▶
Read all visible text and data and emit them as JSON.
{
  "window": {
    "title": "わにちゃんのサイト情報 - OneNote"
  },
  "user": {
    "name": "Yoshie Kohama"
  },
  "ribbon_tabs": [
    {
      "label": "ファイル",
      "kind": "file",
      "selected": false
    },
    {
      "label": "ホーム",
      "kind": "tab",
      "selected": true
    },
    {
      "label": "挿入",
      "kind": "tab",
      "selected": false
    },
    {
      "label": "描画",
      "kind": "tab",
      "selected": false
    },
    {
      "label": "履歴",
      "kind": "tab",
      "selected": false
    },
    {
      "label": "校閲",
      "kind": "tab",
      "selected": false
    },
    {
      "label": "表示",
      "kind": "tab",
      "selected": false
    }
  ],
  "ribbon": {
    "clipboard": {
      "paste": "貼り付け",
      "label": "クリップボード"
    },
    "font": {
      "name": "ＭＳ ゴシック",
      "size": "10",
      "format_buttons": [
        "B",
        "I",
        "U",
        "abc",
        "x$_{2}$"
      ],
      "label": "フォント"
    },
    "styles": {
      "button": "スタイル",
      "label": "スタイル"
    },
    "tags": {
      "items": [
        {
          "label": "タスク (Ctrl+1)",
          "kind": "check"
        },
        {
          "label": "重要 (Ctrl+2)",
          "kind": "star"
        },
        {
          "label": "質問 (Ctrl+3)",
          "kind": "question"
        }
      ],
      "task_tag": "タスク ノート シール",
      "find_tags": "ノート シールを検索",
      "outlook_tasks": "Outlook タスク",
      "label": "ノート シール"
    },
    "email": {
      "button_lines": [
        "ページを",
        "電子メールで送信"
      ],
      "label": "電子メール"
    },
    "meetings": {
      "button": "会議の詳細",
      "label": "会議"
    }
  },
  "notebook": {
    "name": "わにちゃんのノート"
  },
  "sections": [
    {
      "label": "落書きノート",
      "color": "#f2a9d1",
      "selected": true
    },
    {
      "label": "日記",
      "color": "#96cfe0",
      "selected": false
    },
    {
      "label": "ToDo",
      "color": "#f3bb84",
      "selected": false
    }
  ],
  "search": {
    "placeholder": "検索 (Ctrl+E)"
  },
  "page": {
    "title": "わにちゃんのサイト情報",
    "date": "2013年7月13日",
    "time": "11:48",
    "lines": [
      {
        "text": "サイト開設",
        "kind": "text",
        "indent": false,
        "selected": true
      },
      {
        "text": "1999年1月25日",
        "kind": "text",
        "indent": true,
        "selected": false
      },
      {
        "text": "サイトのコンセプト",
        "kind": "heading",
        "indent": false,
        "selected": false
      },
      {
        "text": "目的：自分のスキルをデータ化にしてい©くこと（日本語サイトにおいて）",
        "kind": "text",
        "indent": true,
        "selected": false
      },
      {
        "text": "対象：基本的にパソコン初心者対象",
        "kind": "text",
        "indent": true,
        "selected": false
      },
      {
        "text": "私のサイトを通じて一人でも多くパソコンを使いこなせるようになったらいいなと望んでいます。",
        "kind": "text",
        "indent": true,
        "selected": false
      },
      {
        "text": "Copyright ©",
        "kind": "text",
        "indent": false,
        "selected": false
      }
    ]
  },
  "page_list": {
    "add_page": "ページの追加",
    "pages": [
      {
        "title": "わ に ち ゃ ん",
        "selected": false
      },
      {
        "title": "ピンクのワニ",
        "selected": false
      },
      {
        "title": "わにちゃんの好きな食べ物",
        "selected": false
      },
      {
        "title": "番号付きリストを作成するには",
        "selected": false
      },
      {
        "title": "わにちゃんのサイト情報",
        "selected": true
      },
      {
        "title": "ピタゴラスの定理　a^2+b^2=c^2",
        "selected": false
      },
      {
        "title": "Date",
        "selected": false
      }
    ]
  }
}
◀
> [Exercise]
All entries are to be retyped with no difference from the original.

> [Written solution]
Read all visible text and data and emit them as JSON.
{
  "window": {
    "title": "わにちゃんのサイト情報 - OneNote"
  },
  "user": {
    "name": "Yoshie Kohama"
  },
  "ribbon_tabs": [
    {
      "label": "ファイル",
      "kind": "file",
      "selected": false
    },
    {
      "label": "ホーム",
      "kind": "tab",
      "selected": true
    },
    {
      "label": "挿入",
      "kind": "tab",
      "selected": false
    },
    {
      "label": "描画",
      "kind": "tab",
      "selected": false
    },
    {
      "label": "履歴",
      "kind": "tab",
      "selected": false
    },
    {
      "label": "校閲",
      "kind": "tab",
      "selected": false
    },
    {
      "label": "表示",
      "kind": "tab",
      "selected": false
    }
  ],
  "ribbon": {
    "clipboard": {
      "paste": "貼り付け",
      "label": "クリップボード"
    },
    "font": {
      "name": "ＭＳ ゴシック",
      "size": "10",
      "format_buttons": [
        "B",
        "I",
        "U",
        "abc",
        "x$_{2}$"
      ],
      "label": "フォント"
    },
    "styles": {
      "button": "スタイル",
      "label": "スタイル"
    },
    "tags": {
      "items": [
        {
          "label": "タスク (Ctrl+1)",
          "kind": "check"
        },
        {
          "label": "重要 (Ctrl+2)",
          "kind": "star"
        },
        {
          "label": "質問 (Ctrl+3)",
          "kind": "question"
        }
      ],
      "task_tag": "タスク ノート シール",
      "find_tags": "ノート シールを検索",
      "outlook_tasks": "Outlook タスク",
      "label": "ノート シール"
    },
    "email": {
      "button_lines": [
        "ページを",
        "電子メールで送信"
      ],
      "label": "電子メール"
    },
    "meetings": {
      "button": "会議の詳細",
      "label": "会議"
    }
  },
  "notebook": {
    "name": "わにちゃんのノート"
  },
  "sections": [
    {
      "label": "落書きノート",
      "color": "#f2a9d1",
      "selected": true
    },
    {
      "label": "日記",
      "color": "#96cfe0",
      "selected": false
    },
    {
      "label": "ToDo",
      "color": "#f3bb84",
      "selected": false
    }
  ],
  "search": {
    "placeholder": "検索 (Ctrl+E)"
  },
  "page": {
    "title": "わにちゃんのサイト情報",
    "date": "2013年7月13日",
    "time": "11:48",
    "lines": [
      {
        "text": "サイト開設",
        "kind": "text",
        "indent": false,
        "selected": true
      },
      {
        "text": "1999年1月25日",
        "kind": "text",
        "indent": true,
        "selected": false
      },
      {
        "text": "サイトのコンセプト",
        "kind": "heading",
        "indent": false,
        "selected": false
      },
      {
        "text": "目的：自分のスキルをデータ化にしてい©くこと（日本語サイトにおいて）",
        "kind": "text",
        "indent": true,
        "selected": false
      },
      {
        "text": "対象：基本的にパソコン初心者対象",
        "kind": "text",
        "indent": true,
        "selected": false
      },
      {
        "text": "私のサイトを通じて一人でも多くパソコンを使いこなせるようになったらいいなと望んでいます。",
        "kind": "text",
        "indent": true,
        "selected": false
      },
      {
        "text": "Copyright ©",
        "kind": "text",
        "indent": false,
        "selected": false
      }
    ]
  },
  "page_list": {
    "add_page": "ページの追加",
    "pages": [
      {
        "title": "わ に ち ゃ ん",
        "selected": false
      },
      {
        "title": "ピンクのワニ",
        "selected": false
      },
      {
        "title": "わにちゃんの好きな食べ物",
        "selected": false
      },
      {
        "title": "番号付きリストを作成するには",
        "selected": false
      },
      {
        "title": "わにちゃんのサイト情報",
        "selected": true
      },
      {
        "title": "ピタゴラスの定理　a^2+b^2=c^2",
        "selected": false
      },
      {
        "title": "Date",
        "selected": false
      }
    ]
  }
}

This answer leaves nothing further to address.